It is customary to mark significant dates in a scholar’s life with a festschrift – a publication containing original work in fields that the honoured academic has been involved in.
I think we can be sure that Noam Chomsky has little interest in such honours, but it seems churlish to allow his 80th birthday to pass on 7 December without some public marking of the value of his work and example to several generations of activists around the world. (I note with alarm that German historian Joseph Vogt is said to have accumulated an 89-volume festschrift for his 75th birthday.)
Ten years ago, Michael Albert of ZNet (now the stupendous ZCommunications) organised an online celebration which drew 2,000 contributions from around the world.
What shall we do?
I’m sure people will be planning things now. On behalf of Peace News, I’d like to invite your thoughts on the best way to celebrate the life and work of Noam Chomsky – perhaps a festschrift of activism rather than scholarship, perhaps a combination of the two.
I’ll make a tiny contribution now. Chomsky has documented the way in which the Western mass media functions like a propaganda system, distorting the information and restricting the opinion available to citizens.
Let’s take as an example the front-page report in the Guardian on 21 August, about MI5’s analysis of “radicalisation”, which comprehensively demolishes every official stereotype about al-Qa’eda terrorism (see p3).
This looks as if it challenges official propaganda. But the crucial next step is missing. Having established that al-Qa’eda-type terrorists are not passively brainwashed or drawn by sexual frustration into committing their crimes, the next step is to ask what their real motivations are.
And there is plenty of evidence on this. To take only one example, the mid-2004 “Young Muslims and Extremism” report, drawn up jointly by the home office and foreign office, with MI5/MI6 input.
This concluded that the “perceived ‘double standard’ in British foreign policy”, grown worse post-9/11, was a “strong cause of disillusionment” among young British Muslims, contributing to “extremism”.
In other words, Britain’s foreign policy contributes to al-Qa’eda recruitment.
This is a well-known report. The Guardian and Observer published several stories about it in 2005. Yet it has effectively been erased from history – not only by the Guardian.

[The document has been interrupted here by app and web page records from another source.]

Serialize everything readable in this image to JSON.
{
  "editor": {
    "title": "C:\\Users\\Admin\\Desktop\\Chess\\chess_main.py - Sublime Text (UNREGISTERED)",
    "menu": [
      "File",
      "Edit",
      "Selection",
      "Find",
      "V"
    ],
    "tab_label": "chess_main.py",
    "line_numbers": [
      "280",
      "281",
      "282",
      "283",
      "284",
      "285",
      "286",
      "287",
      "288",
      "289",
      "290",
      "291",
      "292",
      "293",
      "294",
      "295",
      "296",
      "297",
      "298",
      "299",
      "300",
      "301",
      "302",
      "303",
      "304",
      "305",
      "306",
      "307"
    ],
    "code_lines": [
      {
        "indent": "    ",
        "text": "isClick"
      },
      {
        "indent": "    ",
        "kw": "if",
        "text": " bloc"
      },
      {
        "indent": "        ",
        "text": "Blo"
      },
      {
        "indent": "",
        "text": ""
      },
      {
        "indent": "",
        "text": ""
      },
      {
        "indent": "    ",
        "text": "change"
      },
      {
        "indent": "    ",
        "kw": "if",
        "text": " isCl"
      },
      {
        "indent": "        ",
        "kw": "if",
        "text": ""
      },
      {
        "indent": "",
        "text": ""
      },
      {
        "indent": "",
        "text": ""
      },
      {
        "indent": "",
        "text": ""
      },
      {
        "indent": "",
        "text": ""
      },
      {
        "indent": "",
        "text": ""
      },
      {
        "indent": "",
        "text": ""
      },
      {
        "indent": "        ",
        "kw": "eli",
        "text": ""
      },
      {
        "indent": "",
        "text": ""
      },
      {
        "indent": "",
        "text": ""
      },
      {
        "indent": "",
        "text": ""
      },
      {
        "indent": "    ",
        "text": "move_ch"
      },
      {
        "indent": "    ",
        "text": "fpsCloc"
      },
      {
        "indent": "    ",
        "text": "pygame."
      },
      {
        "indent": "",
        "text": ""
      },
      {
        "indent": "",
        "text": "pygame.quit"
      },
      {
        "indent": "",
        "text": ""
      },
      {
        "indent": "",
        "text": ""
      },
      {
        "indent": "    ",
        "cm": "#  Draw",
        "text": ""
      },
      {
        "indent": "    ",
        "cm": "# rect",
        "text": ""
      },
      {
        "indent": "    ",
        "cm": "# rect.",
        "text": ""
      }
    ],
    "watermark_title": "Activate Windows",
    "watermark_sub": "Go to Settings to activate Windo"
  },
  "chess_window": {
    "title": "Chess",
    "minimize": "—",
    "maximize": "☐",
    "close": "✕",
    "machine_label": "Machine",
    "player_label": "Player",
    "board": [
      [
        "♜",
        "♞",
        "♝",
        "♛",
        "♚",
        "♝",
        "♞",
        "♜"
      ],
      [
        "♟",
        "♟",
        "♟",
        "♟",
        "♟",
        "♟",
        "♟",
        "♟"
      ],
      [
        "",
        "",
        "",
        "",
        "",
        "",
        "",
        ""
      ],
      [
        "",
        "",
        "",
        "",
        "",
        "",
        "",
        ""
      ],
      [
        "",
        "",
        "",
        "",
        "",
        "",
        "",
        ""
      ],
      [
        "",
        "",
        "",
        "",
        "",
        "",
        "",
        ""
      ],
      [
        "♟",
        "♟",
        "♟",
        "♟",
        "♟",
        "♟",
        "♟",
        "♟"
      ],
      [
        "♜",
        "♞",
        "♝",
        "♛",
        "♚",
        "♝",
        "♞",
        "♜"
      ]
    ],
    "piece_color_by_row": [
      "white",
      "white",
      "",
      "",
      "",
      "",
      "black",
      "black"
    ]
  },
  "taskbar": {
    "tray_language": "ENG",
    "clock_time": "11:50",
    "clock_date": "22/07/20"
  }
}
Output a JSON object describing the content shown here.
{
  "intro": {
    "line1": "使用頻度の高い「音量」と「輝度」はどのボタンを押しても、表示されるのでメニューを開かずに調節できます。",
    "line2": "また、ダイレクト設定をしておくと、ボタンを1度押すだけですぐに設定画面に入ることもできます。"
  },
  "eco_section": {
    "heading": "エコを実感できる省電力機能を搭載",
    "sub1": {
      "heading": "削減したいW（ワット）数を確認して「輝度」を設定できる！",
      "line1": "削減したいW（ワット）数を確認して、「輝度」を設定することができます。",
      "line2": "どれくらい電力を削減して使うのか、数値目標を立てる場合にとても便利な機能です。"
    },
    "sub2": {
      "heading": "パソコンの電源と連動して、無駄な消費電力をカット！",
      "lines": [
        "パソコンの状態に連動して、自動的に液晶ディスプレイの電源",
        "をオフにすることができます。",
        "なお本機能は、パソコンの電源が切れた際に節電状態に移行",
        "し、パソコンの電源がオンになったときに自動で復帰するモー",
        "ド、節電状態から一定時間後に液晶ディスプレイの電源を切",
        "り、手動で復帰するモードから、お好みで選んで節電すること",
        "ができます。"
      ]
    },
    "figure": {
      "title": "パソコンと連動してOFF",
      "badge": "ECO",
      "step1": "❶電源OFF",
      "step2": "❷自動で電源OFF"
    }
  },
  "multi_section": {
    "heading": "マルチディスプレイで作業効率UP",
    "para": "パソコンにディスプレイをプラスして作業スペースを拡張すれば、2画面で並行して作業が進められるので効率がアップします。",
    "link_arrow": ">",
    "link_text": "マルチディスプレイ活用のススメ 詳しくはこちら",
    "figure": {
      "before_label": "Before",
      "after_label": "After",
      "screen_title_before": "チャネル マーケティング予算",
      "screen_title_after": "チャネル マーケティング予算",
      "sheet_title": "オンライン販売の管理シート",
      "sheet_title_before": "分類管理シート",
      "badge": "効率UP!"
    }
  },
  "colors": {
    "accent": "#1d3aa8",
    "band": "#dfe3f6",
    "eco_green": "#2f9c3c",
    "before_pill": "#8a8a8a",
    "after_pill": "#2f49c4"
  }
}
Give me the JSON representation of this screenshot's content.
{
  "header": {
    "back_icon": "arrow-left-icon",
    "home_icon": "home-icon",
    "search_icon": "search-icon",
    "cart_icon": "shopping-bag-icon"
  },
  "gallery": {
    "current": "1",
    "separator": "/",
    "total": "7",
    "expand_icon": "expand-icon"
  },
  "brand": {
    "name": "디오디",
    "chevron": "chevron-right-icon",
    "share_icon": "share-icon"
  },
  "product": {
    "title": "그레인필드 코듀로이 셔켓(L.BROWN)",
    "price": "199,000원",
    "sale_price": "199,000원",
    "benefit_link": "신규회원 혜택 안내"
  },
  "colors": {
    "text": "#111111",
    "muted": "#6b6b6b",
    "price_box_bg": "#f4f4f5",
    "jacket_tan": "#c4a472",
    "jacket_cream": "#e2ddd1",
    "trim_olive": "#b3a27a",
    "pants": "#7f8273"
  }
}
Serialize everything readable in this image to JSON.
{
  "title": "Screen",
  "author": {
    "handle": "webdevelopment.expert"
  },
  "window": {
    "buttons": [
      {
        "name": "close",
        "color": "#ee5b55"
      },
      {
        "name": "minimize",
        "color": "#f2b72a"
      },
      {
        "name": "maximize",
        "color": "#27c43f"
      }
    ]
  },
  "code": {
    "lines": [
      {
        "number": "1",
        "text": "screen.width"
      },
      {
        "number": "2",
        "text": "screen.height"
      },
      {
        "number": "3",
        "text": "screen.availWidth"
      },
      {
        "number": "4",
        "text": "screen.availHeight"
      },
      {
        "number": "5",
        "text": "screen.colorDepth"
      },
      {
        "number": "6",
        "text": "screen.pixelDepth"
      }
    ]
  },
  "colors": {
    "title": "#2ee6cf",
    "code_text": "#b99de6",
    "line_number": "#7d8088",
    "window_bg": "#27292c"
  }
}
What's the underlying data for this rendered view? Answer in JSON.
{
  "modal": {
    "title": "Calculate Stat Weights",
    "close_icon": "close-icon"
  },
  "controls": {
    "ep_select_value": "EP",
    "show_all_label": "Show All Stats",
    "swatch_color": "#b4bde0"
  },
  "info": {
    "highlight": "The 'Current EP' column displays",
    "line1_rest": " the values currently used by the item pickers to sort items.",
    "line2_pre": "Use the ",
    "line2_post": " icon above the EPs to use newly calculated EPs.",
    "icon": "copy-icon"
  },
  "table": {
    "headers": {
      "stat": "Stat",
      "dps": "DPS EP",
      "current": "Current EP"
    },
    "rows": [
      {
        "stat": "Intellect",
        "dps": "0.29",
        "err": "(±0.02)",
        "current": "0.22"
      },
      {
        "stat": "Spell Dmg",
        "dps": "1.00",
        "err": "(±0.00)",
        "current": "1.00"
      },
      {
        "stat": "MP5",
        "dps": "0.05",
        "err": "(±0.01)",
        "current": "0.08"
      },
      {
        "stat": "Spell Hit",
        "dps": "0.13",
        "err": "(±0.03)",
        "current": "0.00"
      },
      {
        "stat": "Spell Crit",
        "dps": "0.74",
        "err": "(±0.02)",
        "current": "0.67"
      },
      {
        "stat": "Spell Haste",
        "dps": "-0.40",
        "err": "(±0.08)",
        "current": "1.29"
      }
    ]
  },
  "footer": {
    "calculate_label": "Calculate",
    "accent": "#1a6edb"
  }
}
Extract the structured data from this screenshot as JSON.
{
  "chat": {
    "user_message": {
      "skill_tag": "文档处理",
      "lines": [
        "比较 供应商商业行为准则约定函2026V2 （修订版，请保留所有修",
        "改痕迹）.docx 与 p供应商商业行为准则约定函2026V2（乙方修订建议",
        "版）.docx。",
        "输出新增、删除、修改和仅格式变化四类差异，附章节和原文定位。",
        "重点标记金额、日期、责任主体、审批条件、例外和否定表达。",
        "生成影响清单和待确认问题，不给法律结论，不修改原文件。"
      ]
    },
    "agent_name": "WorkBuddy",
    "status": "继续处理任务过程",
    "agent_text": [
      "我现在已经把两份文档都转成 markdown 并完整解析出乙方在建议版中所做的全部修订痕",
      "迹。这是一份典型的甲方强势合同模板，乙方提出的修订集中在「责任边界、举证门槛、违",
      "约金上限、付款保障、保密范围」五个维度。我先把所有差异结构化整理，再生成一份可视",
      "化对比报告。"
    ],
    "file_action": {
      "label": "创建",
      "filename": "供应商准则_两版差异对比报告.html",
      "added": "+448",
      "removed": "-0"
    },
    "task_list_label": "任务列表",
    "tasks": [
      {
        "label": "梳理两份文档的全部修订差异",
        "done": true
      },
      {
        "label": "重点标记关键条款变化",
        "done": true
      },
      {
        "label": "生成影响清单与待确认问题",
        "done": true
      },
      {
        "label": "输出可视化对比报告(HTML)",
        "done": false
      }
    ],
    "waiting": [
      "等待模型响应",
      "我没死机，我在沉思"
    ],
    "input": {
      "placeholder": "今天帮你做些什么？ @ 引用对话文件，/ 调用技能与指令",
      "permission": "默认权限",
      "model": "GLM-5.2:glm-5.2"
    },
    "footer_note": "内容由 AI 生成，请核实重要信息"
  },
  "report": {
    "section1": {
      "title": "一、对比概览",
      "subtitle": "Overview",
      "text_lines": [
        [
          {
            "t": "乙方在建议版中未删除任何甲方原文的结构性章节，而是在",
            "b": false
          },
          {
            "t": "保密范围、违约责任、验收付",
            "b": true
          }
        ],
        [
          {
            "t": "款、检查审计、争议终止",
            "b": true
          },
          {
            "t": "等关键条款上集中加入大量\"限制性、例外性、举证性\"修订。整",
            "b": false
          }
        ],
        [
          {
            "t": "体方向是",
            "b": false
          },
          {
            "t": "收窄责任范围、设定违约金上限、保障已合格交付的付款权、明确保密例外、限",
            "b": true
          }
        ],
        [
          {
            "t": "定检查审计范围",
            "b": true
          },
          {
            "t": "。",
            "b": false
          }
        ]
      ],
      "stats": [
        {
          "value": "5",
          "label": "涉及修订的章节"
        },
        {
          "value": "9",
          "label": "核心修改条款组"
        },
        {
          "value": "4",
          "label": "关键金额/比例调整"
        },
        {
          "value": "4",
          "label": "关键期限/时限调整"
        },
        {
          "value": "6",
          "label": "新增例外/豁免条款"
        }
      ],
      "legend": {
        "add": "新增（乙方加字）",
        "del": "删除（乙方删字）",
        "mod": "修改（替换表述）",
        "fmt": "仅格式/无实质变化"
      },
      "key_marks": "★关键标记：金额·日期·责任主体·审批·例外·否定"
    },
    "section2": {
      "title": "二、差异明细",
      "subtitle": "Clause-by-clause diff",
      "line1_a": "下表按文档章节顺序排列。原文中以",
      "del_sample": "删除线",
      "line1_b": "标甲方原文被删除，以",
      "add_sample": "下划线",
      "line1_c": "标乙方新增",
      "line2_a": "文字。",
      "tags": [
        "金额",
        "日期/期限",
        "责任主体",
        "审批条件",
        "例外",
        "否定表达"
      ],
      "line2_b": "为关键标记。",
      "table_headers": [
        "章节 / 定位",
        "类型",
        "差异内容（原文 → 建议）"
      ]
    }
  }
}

The 21 August Guardian front page was bold, but it was accompanied by a level of self-censorship that merely confirmed the Propaganda Model.